    Yeah, you're probably right. (Goes back to his Isaac Asimov).

    Oh well.

  21. I only borrowed a book from my father ONCE. It was The True Believer. My father's other books are all things like, "I'm Okay, You're Okay!" and "TQM For the New Century"

    He's a city manager, though. So, you know.

    However, the one book I borrowed (and never gave back) was so worth everything I never read on his shelf... :)

  22. The True Believer, by Erik Hoffer.

    You thought I was going to say "The Future of Small Town Noise Pollution", didn't you?

  23. I haven't read that book, AFW. So I cruised over to Amazon and read a portion of the the reviews. Mixed, to say the least. But all smart and intelligently presented.
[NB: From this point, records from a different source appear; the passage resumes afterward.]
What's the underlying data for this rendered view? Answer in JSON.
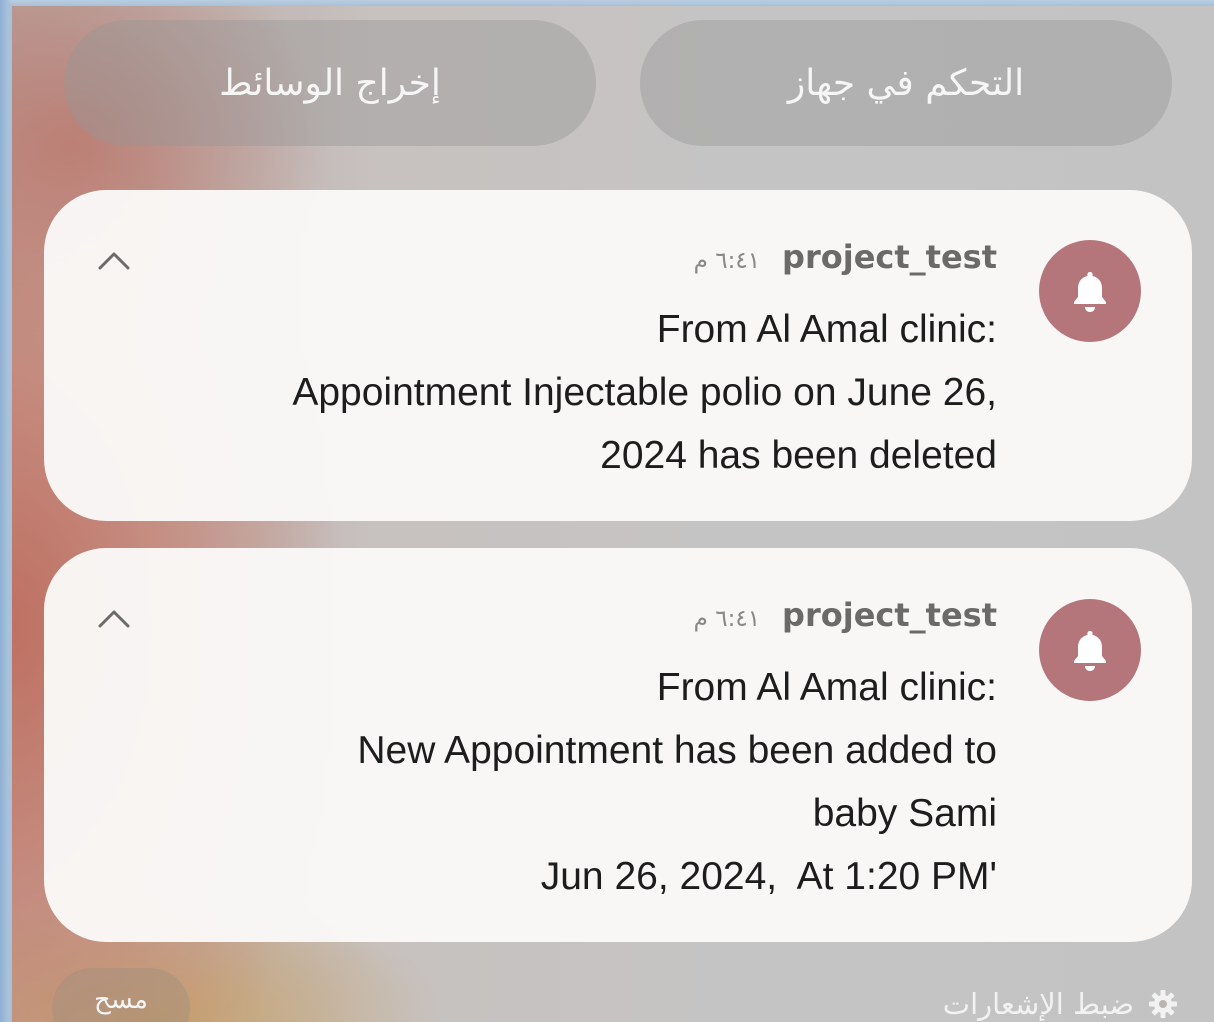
{
  "quick_buttons": {
    "device_control_label": "التحكم في جهاز",
    "media_output_label": "إخراج الوسائط"
  },
  "notifications": [
    {
      "app_name": "project_test",
      "time": "٦:٤١ م",
      "icon": "bell-icon",
      "lines": [
        "From Al Amal clinic:",
        "Appointment Injectable polio on June 26,",
        "2024 has been deleted"
      ]
    },
    {
      "app_name": "project_test",
      "time": "٦:٤١ م",
      "icon": "bell-icon",
      "lines": [
        "From Al Amal clinic:",
        "New Appointment has been added to",
        "baby Sami",
        "Jun 26, 2024,  At 1:20 PM'"
      ]
    }
  ],
  "footer": {
    "clear_label": "مسح",
    "settings_label": "ضبط الإشعارات",
    "settings_icon": "gear-icon"
  },
  "colors": {
    "bell_bg": "#b5767b",
    "card_bg": "#faf9f8"
  }
}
    Hoffer appears, perhaps mainly due to his style, to have hit many a nerve on both ends of the political spectrum. A good thing, I guess. Have you reread it recently? Would you recommend reading it?
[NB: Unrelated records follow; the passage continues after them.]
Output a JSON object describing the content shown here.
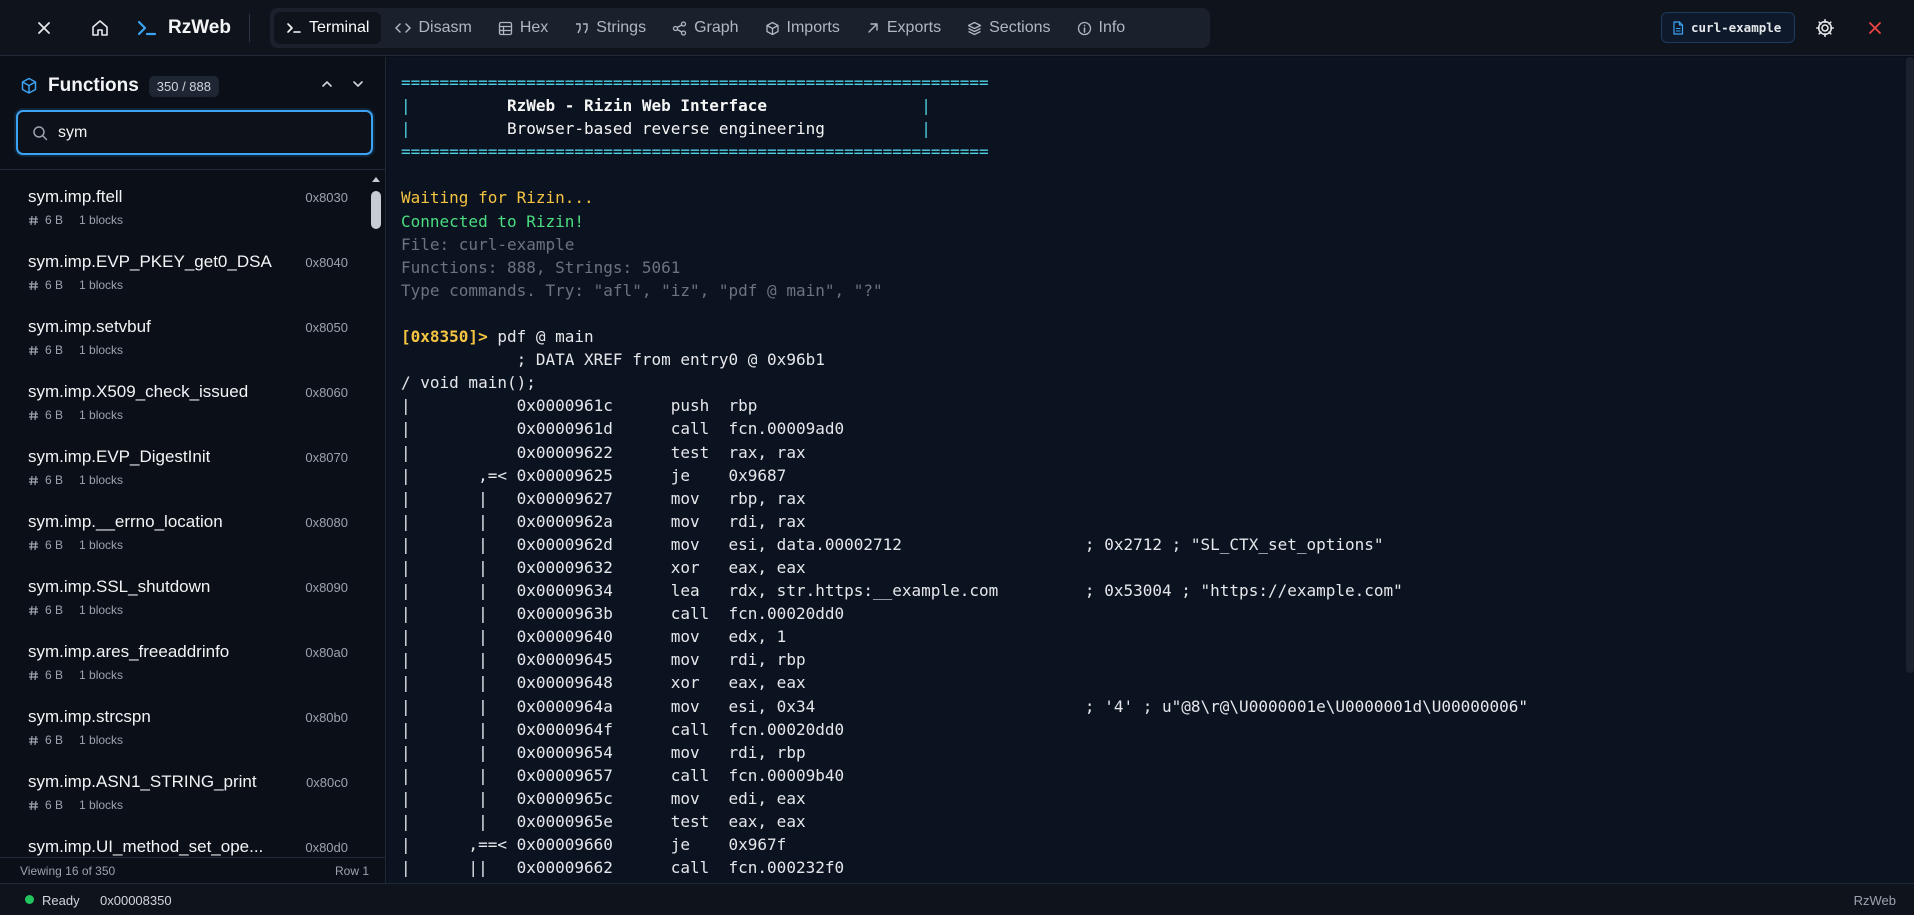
{
  "app": {
    "name": "RzWeb"
  },
  "tabs": [
    {
      "label": "Terminal",
      "icon": "terminal-icon",
      "active": true
    },
    {
      "label": "Disasm",
      "icon": "code-icon"
    },
    {
      "label": "Hex",
      "icon": "grid-icon"
    },
    {
      "label": "Strings",
      "icon": "quote-icon"
    },
    {
      "label": "Graph",
      "icon": "share-icon"
    },
    {
      "label": "Imports",
      "icon": "package-icon"
    },
    {
      "label": "Exports",
      "icon": "arrow-up-right-icon"
    },
    {
      "label": "Sections",
      "icon": "layers-icon"
    },
    {
      "label": "Info",
      "icon": "info-icon"
    }
  ],
  "file_chip": {
    "label": "curl-example"
  },
  "sidebar": {
    "title": "Functions",
    "count": "350 / 888",
    "search_value": "sym",
    "footer_left": "Viewing 16 of 350",
    "footer_right": "Row 1",
    "functions": [
      {
        "name": "sym.imp.ftell",
        "addr": "0x8030",
        "size": "6 B",
        "blocks": "1 blocks"
      },
      {
        "name": "sym.imp.EVP_PKEY_get0_DSA",
        "addr": "0x8040",
        "size": "6 B",
        "blocks": "1 blocks"
      },
      {
        "name": "sym.imp.setvbuf",
        "addr": "0x8050",
        "size": "6 B",
        "blocks": "1 blocks"
      },
      {
        "name": "sym.imp.X509_check_issued",
        "addr": "0x8060",
        "size": "6 B",
        "blocks": "1 blocks"
      },
      {
        "name": "sym.imp.EVP_DigestInit",
        "addr": "0x8070",
        "size": "6 B",
        "blocks": "1 blocks"
      },
      {
        "name": "sym.imp.__errno_location",
        "addr": "0x8080",
        "size": "6 B",
        "blocks": "1 blocks"
      },
      {
        "name": "sym.imp.SSL_shutdown",
        "addr": "0x8090",
        "size": "6 B",
        "blocks": "1 blocks"
      },
      {
        "name": "sym.imp.ares_freeaddrinfo",
        "addr": "0x80a0",
        "size": "6 B",
        "blocks": "1 blocks"
      },
      {
        "name": "sym.imp.strcspn",
        "addr": "0x80b0",
        "size": "6 B",
        "blocks": "1 blocks"
      },
      {
        "name": "sym.imp.ASN1_STRING_print",
        "addr": "0x80c0",
        "size": "6 B",
        "blocks": "1 blocks"
      },
      {
        "name": "sym.imp.UI_method_set_ope...",
        "addr": "0x80d0",
        "size": "6 B",
        "blocks": "1 blocks"
      }
    ]
  },
  "terminal": {
    "lines": [
      {
        "segments": [
          {
            "t": "=============================================================",
            "c": "c-cyan"
          }
        ]
      },
      {
        "segments": [
          {
            "t": "|",
            "c": "c-cyan"
          },
          {
            "t": "          RzWeb - Rizin Web Interface                ",
            "c": "c-white c-bold"
          },
          {
            "t": "|",
            "c": "c-cyan"
          }
        ]
      },
      {
        "segments": [
          {
            "t": "|",
            "c": "c-cyan"
          },
          {
            "t": "          Browser-based reverse engineering          ",
            "c": "c-white"
          },
          {
            "t": "|",
            "c": "c-cyan"
          }
        ]
      },
      {
        "segments": [
          {
            "t": "=============================================================",
            "c": "c-cyan"
          }
        ]
      },
      {
        "segments": [
          {
            "t": ""
          }
        ]
      },
      {
        "segments": [
          {
            "t": "Waiting for Rizin...",
            "c": "c-yellow"
          }
        ]
      },
      {
        "segments": [
          {
            "t": "Connected to Rizin!",
            "c": "c-green"
          }
        ]
      },
      {
        "segments": [
          {
            "t": "File: curl-example",
            "c": "c-gray"
          }
        ]
      },
      {
        "segments": [
          {
            "t": "Functions: 888, Strings: 5061",
            "c": "c-gray"
          }
        ]
      },
      {
        "segments": [
          {
            "t": "Type commands. Try: \"afl\", \"iz\", \"pdf @ main\", \"?\"",
            "c": "c-gray"
          }
        ]
      },
      {
        "segments": [
          {
            "t": ""
          }
        ]
      },
      {
        "segments": [
          {
            "t": "[0x8350]>",
            "c": "c-yellow c-bold"
          },
          {
            "t": " pdf @ main"
          }
        ]
      },
      {
        "segments": [
          {
            "t": "            ; DATA XREF from entry0 @ 0x96b1"
          }
        ]
      },
      {
        "segments": [
          {
            "t": "/ void main();"
          }
        ]
      },
      {
        "segments": [
          {
            "t": "|           0x0000961c      push  rbp"
          }
        ]
      },
      {
        "segments": [
          {
            "t": "|           0x0000961d      call  fcn.00009ad0"
          }
        ]
      },
      {
        "segments": [
          {
            "t": "|           0x00009622      test  rax, rax"
          }
        ]
      },
      {
        "segments": [
          {
            "t": "|       ,=< 0x00009625      je    0x9687"
          }
        ]
      },
      {
        "segments": [
          {
            "t": "|       |   0x00009627      mov   rbp, rax"
          }
        ]
      },
      {
        "segments": [
          {
            "t": "|       |   0x0000962a      mov   rdi, rax"
          }
        ]
      },
      {
        "segments": [
          {
            "t": "|       |   0x0000962d      mov   esi, data.00002712                   ; 0x2712 ; \"SL_CTX_set_options\""
          }
        ]
      },
      {
        "segments": [
          {
            "t": "|       |   0x00009632      xor   eax, eax"
          }
        ]
      },
      {
        "segments": [
          {
            "t": "|       |   0x00009634      lea   rdx, str.https:__example.com         ; 0x53004 ; \"https://example.com\""
          }
        ]
      },
      {
        "segments": [
          {
            "t": "|       |   0x0000963b      call  fcn.00020dd0"
          }
        ]
      },
      {
        "segments": [
          {
            "t": "|       |   0x00009640      mov   edx, 1"
          }
        ]
      },
      {
        "segments": [
          {
            "t": "|       |   0x00009645      mov   rdi, rbp"
          }
        ]
      },
      {
        "segments": [
          {
            "t": "|       |   0x00009648      xor   eax, eax"
          }
        ]
      },
      {
        "segments": [
          {
            "t": "|       |   0x0000964a      mov   esi, 0x34                            ; '4' ; u\"@8\\r@\\U0000001e\\U0000001d\\U00000006\""
          }
        ]
      },
      {
        "segments": [
          {
            "t": "|       |   0x0000964f      call  fcn.00020dd0"
          }
        ]
      },
      {
        "segments": [
          {
            "t": "|       |   0x00009654      mov   rdi, rbp"
          }
        ]
      },
      {
        "segments": [
          {
            "t": "|       |   0x00009657      call  fcn.00009b40"
          }
        ]
      },
      {
        "segments": [
          {
            "t": "|       |   0x0000965c      mov   edi, eax"
          }
        ]
      },
      {
        "segments": [
          {
            "t": "|       |   0x0000965e      test  eax, eax"
          }
        ]
      },
      {
        "segments": [
          {
            "t": "|      ,==< 0x00009660      je    0x967f"
          }
        ]
      },
      {
        "segments": [
          {
            "t": "|      ||   0x00009662      call  fcn.000232f0"
          }
        ]
      }
    ]
  },
  "status": {
    "state": "Ready",
    "address": "0x00008350",
    "right": "RzWeb"
  },
  "colors": {
    "accent": "#3ba3f2",
    "close_red": "#ef4444",
    "ready_green": "#22c55e"
  }
}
    But LOL, no, I didn't expect "The Future of Small Town Noise Pollution". Goodness, the things one must read/learn to be a city manager.

    Slightly OT, I did just read an interesting diatribe against the tenets of Strunk and White in "The Elements of Style". The author presents seemingly good reason on why he won't be celebrating the fiftieth anniversary of that book. I admit, I've had the book on my various shelves for years and years with several attempts to read and absorb its lessons. Alas, I could never find enough interest in its, to me, turgid prose to lead me to finish it. Perhaps I was better off not doing so.
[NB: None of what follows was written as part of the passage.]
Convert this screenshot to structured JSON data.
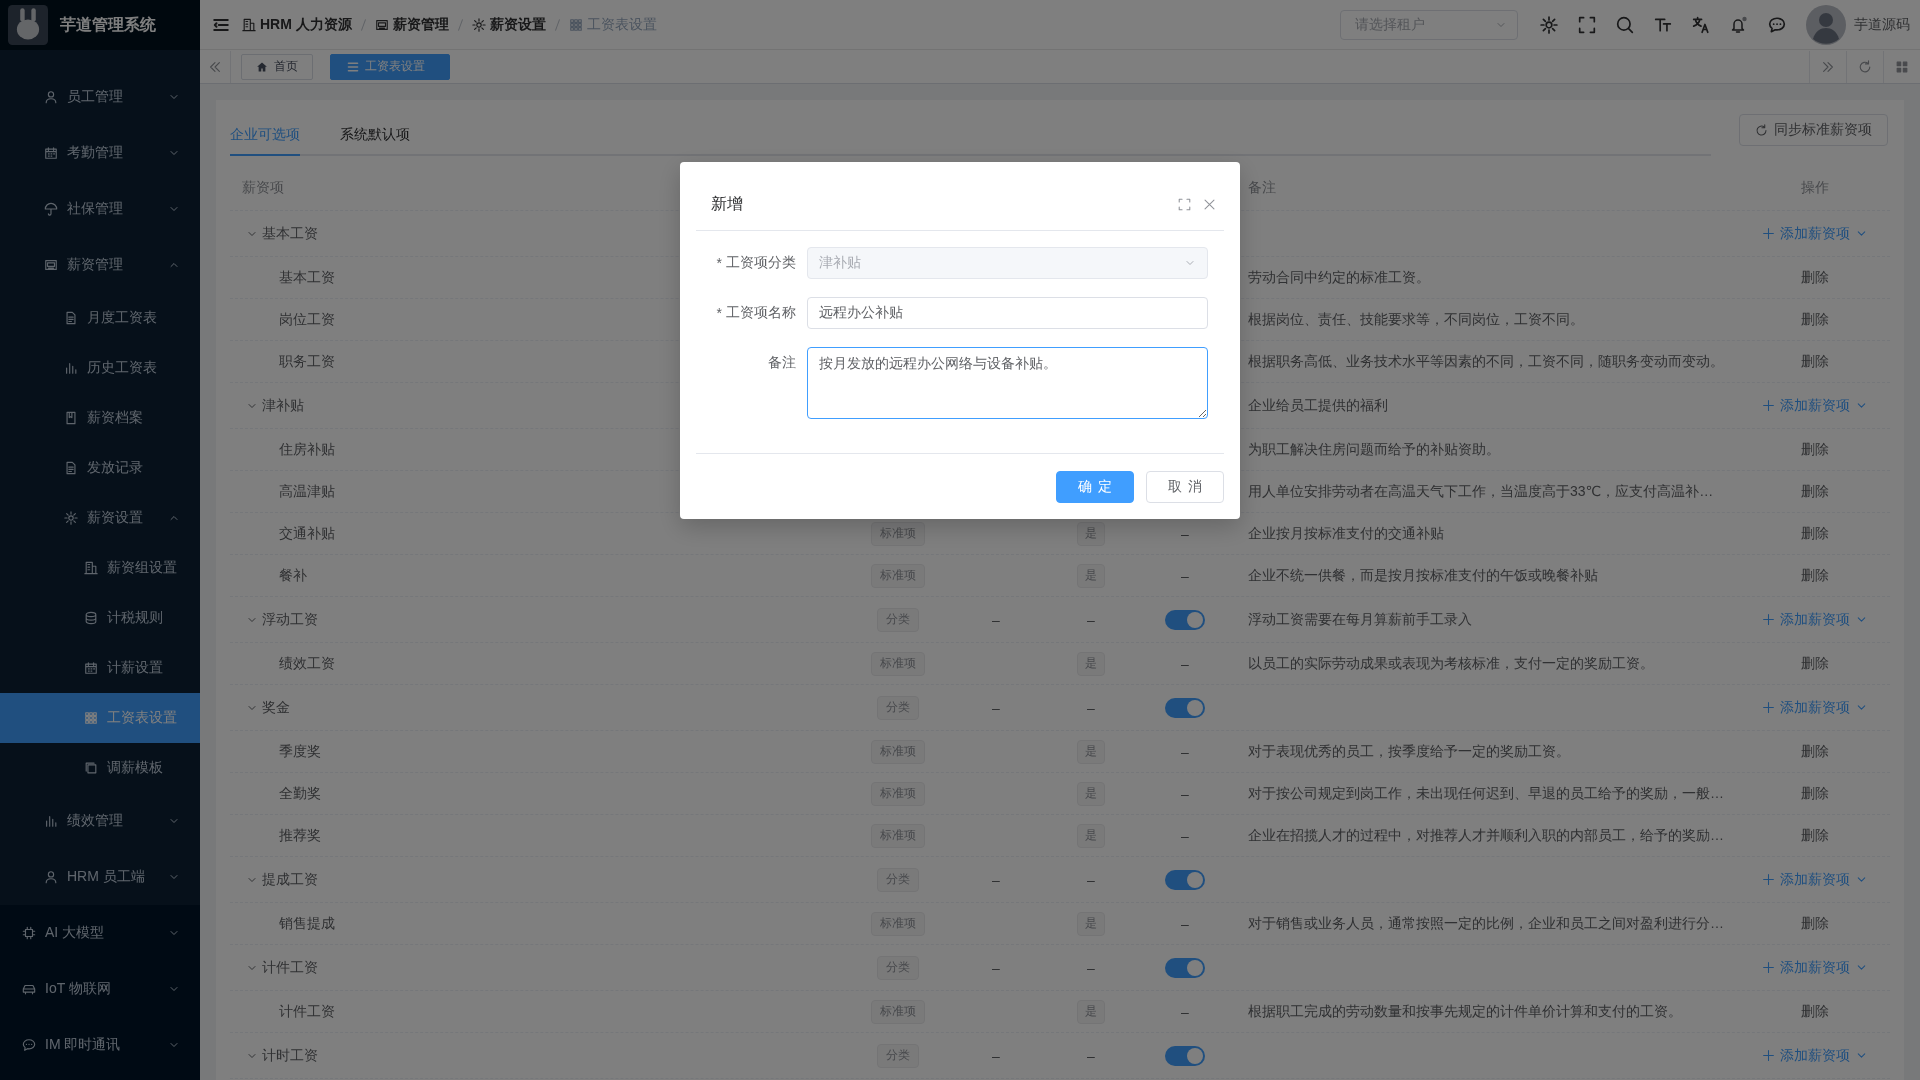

  24. The True Believe sounds really interesting. In fact I have a mental category of people who fit the description: fanboys.

    The current usage implies a context of technology or popular culture - but I think it applies to politics as well; the sort of person who approaches political preference in the manner of espousing affinity for a brand of microprocessor or tech gadget.

    A quote from Hoffer that I lifted from a review: All active mass movements strive, therefore, to interpose a fact-proof screen between the faithful and the realities of the world. They do this by claiming that the ultimate and absolute truth is already embodied in their doctrine and that there is no truth or certitude outside it. The facts on which the true believer bases his conclusions must not be derived from his experience or observation but from holy writ.

    I'd go further and propose that some people not only manage to fit reality to a doctrine, but in turn palpably fit that doctrine to their own self image, self esteem, and self righteousness. Part of the modern trend of making everything about the "me".

  25. I read The True Believer when I was first reaching outside the political milieu I was raised within (very liberal, all Republicans are evil, etc).
    In fact, in family political discussions I will often be pointed out as the "Republican Convert", even though I have NEVER been a Republican and will never be, anymore than I would be a Democrat.

    Hoffer was saying things that I had been slowly understanding, but was unable to put into words on my own. I was captivated from the moment I started reading his book. And then I started researching Hoffer himself - it's truly fascinating.

    He wrote this after the Six Day War (this is also available on Wiki):
    The Jews are a peculiar people: things permitted to other nations are forbidden to the Jews. Other nations drive out thousands, even millions of people and there is no refugee problem. Russia did it, Poland and Czechoslovakia did it. Turkey threw out a million Greeks and Algeria a million Frenchman. Indonesia threw out heaven knows how many Chinese and no one says a word about refugees. But in the case of Israel, the displaced Arabs have become eternal refugees. Everyone insists that Israel must take back every single one.

    I HIGHLY recommend trying Hoffer's book. If nothing else, it stimulates some great discussion.

  26. A tough environment, AFW, that you grew up in. That has only happened to me since 9/ll, when, finally and thankfully, my bullshit meter made an appearance.

    I like the quote you pulled from Hoffer, it places more perspective on the comments at Amazon, the negative ones anyway.

    I'll put the book in the queue. Thanks.

  27. nah - it wasn't tough at all. It just... was.